It's quite easy to keep a birdbath from freezing with a submersible electric warmer. Birds usually only bathe when temperatures are above 32°, this way they do not risk getting their feathers wet in the freezing weather.  Be sure to avoid larger heaters, that way you can keep the water unfrozen and not tempt a bird to bathe in the frigid temperatures.
Winter birdbaths can attract an array of birds such as, Cardinals, Cedar Waxwings Goldfinches, Evening Grosbeaks, Mourning Doves, Pine Siskins and Woodpeckers.  Whatever the season or the locale, birdbaths require routine maintenance by flushing out dirty water and scrubbing the basin.  So whatever the season, adding a birdbath to your feeding station is a great way to attract a multitude of birds to your yard.

Thursday, January 7, 2016

Helping Our Feathered Friends...

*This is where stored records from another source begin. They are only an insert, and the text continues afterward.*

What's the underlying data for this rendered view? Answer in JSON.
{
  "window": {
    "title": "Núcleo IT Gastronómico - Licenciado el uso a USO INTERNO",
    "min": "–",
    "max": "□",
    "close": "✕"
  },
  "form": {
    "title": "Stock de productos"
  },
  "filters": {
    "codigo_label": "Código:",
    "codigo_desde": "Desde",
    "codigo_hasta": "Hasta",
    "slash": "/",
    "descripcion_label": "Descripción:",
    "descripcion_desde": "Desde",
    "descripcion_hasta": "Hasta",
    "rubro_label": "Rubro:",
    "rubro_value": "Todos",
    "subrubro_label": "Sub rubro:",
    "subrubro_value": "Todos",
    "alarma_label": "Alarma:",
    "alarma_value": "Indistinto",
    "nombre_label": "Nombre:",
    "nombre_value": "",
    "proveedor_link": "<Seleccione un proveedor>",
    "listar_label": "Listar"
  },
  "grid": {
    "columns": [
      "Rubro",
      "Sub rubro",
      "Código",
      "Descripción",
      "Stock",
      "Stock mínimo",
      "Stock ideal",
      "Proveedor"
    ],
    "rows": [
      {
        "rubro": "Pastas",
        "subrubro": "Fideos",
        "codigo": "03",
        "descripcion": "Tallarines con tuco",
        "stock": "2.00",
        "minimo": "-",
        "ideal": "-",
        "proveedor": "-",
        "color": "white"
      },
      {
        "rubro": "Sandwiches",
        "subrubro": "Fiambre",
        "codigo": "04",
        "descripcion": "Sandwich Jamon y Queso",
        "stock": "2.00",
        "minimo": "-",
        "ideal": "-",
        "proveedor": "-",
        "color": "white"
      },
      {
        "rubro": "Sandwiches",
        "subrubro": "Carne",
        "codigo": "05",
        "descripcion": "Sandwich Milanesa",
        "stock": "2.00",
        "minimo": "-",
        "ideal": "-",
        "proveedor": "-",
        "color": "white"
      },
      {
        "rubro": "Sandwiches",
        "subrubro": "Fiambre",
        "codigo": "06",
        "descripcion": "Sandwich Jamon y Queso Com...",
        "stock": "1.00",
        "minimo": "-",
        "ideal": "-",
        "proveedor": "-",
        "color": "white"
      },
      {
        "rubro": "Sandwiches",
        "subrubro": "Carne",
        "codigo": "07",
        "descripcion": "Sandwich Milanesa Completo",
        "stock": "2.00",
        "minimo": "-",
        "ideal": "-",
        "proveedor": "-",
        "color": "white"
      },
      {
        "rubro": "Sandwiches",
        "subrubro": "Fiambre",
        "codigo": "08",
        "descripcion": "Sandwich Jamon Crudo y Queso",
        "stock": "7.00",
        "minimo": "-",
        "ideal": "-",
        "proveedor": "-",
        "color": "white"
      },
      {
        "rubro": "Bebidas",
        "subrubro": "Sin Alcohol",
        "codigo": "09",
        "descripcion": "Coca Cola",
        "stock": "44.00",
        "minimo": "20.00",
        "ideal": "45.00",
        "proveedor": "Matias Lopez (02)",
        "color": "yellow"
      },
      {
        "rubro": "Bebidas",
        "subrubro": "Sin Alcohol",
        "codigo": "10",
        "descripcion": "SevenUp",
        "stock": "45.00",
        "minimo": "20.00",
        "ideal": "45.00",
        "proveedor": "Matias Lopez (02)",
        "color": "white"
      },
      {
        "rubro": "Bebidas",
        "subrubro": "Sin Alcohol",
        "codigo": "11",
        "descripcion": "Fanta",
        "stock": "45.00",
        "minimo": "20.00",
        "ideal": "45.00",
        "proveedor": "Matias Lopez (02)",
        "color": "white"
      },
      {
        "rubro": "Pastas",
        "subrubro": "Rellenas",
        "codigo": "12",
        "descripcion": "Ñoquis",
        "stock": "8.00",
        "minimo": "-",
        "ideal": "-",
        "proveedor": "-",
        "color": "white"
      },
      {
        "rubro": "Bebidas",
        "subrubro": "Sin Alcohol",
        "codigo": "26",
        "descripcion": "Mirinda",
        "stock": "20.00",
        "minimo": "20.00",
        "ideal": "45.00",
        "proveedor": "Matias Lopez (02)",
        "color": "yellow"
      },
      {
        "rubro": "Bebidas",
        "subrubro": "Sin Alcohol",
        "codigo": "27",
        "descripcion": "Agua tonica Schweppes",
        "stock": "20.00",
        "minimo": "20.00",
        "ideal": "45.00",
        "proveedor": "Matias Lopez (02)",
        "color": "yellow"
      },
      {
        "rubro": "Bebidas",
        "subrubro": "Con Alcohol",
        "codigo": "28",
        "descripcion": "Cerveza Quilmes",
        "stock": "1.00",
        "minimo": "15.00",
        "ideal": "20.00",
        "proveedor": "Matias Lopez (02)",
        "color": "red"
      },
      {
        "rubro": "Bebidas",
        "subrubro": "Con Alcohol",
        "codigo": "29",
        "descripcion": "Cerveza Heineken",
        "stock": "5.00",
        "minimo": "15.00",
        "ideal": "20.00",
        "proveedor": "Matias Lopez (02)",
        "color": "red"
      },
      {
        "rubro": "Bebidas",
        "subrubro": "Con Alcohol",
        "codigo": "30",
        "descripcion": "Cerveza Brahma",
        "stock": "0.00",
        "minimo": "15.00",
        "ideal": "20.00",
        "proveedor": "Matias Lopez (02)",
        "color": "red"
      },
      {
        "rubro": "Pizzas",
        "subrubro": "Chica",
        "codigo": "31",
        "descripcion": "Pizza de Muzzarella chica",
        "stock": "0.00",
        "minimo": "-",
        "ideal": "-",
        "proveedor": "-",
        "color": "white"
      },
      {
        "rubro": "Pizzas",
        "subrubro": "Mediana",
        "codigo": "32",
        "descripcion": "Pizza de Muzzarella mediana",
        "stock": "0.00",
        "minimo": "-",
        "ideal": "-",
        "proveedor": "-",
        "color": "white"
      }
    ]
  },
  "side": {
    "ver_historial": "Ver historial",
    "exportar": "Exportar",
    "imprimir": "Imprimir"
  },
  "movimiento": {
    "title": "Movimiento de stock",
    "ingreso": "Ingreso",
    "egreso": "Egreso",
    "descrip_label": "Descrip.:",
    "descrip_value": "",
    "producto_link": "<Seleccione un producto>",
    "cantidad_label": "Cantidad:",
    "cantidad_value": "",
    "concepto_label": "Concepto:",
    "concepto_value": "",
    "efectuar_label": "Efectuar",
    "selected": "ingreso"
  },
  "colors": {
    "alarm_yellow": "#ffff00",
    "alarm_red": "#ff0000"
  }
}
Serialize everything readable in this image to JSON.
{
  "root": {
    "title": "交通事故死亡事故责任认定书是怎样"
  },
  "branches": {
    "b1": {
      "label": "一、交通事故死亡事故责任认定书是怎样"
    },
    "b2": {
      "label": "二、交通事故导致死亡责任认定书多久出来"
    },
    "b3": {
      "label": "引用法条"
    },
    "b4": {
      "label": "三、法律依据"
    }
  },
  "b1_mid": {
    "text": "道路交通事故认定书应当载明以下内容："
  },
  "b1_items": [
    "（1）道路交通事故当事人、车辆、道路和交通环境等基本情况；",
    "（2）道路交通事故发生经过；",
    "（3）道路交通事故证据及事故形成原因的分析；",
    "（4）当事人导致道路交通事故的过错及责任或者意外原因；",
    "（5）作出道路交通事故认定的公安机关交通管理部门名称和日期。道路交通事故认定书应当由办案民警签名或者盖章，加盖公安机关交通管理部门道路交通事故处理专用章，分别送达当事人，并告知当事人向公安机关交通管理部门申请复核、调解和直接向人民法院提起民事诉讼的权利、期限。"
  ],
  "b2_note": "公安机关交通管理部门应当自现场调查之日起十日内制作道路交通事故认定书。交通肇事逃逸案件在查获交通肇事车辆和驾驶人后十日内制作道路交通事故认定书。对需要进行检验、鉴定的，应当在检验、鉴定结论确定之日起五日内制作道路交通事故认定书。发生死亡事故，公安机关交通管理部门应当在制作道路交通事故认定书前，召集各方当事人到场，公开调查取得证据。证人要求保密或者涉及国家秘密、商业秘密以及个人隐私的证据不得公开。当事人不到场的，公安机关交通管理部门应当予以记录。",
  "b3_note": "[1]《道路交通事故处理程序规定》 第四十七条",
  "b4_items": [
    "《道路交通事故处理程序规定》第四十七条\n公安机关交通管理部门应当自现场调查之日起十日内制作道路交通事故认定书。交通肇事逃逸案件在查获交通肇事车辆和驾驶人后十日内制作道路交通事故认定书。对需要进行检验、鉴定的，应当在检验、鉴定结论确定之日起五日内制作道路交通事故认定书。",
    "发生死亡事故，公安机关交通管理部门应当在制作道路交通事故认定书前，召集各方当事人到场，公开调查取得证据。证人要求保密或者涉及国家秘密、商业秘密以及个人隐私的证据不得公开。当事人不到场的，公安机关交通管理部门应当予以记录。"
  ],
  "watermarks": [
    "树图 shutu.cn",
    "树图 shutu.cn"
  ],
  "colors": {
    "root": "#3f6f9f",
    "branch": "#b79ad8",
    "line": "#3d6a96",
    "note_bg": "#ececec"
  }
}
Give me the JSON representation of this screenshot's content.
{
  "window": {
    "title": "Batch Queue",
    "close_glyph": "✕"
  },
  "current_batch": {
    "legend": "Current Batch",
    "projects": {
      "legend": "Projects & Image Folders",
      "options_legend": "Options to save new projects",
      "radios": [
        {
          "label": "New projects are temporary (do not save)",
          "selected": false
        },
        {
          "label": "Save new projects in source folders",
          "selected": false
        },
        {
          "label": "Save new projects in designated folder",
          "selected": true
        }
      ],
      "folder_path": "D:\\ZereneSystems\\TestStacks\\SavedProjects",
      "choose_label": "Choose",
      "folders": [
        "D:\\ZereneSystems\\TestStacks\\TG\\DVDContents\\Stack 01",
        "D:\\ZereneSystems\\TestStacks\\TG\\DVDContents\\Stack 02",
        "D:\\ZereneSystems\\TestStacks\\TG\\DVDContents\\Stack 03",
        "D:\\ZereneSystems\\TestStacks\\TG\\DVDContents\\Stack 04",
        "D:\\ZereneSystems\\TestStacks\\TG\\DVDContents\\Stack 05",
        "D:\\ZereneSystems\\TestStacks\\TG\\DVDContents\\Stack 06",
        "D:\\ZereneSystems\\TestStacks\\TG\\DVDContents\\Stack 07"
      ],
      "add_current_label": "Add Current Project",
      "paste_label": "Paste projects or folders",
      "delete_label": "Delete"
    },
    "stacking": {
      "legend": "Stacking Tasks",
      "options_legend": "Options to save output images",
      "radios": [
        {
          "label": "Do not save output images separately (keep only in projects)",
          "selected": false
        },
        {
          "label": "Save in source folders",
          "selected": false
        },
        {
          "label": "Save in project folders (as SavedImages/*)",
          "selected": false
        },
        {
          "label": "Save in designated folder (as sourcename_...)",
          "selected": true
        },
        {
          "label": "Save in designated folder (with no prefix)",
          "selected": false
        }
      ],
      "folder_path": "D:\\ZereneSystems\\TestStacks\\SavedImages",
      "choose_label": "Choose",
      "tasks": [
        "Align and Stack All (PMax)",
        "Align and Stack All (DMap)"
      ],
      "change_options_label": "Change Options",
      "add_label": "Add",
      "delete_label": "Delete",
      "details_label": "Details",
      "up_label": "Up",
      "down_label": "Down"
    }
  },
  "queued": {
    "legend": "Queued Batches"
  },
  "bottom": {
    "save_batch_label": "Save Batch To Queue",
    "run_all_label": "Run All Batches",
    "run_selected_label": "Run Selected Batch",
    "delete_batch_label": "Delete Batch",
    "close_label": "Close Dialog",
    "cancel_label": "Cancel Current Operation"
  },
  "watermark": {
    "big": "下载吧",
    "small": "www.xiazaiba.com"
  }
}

Brrr...Winter is definitely here and unfortunately it has brought it's harsh cold weather, making me feel blessed with the warm home I live in and the fact that I do not have to go outside and hunt for my next meal.  As I look out my window from my perfectly comfy couch I am aware of the harsh elements that mother nature has to offer our fine feathered friends this time of year.  I know I'm not an Ornithologist and I won't lie, I did do a little Google searching.  In researching, I find that birds have an extremely high metabolism and some have to consume up to 80% of their body weight, which is mostly burned up just keeping warm.  Now I am not a genius and I'm a lady so I'm not giving my weight, but let's just calculate that a human, at the weight of 150 lbs, would have to eat about 120 lbs a day just to keep warm.  Now, if there is snow on the ground, I'm sure finding sufficient food without extensive foraging is exhausting to them.  This is where we can help.  Pull those feeders out of your sheds or garages clean them up and the next time you are at your favorite Garden Center or Feed Store pick up a couple pounds of Bird Seed.  Birds are our friends folks.  Without them we could be infected with insects, our crops could not be pollinated properly and come on, they are just fun to watch.  Now, some of our feathered friends have become, "snow birds," and have gone south for the winter, but just stop and watch the snow covered hedges and icy tree branches for the glimpses of Cardinals, Chickadees, Finch, Juncos, Sparrows, Nuthatches and Woodpeckers and tell me they don't bring a little warmth to the Brrr...outside.